[Records for the exercise — start]
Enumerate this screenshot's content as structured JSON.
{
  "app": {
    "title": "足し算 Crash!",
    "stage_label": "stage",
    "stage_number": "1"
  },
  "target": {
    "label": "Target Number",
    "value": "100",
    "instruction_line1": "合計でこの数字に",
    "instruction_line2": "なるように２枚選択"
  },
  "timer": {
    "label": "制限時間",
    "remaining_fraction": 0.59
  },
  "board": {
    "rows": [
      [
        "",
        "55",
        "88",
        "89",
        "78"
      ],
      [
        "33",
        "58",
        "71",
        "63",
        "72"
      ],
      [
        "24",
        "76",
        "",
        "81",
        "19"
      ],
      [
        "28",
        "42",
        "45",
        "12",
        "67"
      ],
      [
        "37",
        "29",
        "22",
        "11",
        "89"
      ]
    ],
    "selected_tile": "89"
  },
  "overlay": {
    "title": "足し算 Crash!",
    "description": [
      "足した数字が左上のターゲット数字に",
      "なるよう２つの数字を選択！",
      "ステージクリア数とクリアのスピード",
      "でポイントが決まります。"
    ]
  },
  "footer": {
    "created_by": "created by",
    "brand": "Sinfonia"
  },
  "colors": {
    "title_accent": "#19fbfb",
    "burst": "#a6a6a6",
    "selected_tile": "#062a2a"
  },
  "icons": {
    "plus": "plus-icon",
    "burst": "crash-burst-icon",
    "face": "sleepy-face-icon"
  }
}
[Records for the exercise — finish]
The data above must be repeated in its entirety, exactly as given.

Enumerate this screenshot's content as structured JSON.
{
  "app": {
    "title": "足し算 Crash!",
    "stage_label": "stage",
    "stage_number": "1"
  },
  "target": {
    "label": "Target Number",
    "value": "100",
    "instruction_line1": "合計でこの数字に",
    "instruction_line2": "なるように２枚選択"
  },
  "timer": {
    "label": "制限時間",
    "remaining_fraction": 0.59
  },
  "board": {
    "rows": [
      [
        "",
        "55",
        "88",
        "89",
        "78"
      ],
      [
        "33",
        "58",
        "71",
        "63",
        "72"
      ],
      [
        "24",
        "76",
        "",
        "81",
        "19"
      ],
      [
        "28",
        "42",
        "45",
        "12",
        "67"
      ],
      [
        "37",
        "29",
        "22",
        "11",
        "89"
      ]
    ],
    "selected_tile": "89"
  },
  "overlay": {
    "title": "足し算 Crash!",
    "description": [
      "足した数字が左上のターゲット数字に",
      "なるよう２つの数字を選択！",
      "ステージクリア数とクリアのスピード",
      "でポイントが決まります。"
    ]
  },
  "footer": {
    "created_by": "created by",
    "brand": "Sinfonia"
  },
  "colors": {
    "title_accent": "#19fbfb",
    "burst": "#a6a6a6",
    "selected_tile": "#062a2a"
  },
  "icons": {
    "plus": "plus-icon",
    "burst": "crash-burst-icon",
    "face": "sleepy-face-icon"
  }
}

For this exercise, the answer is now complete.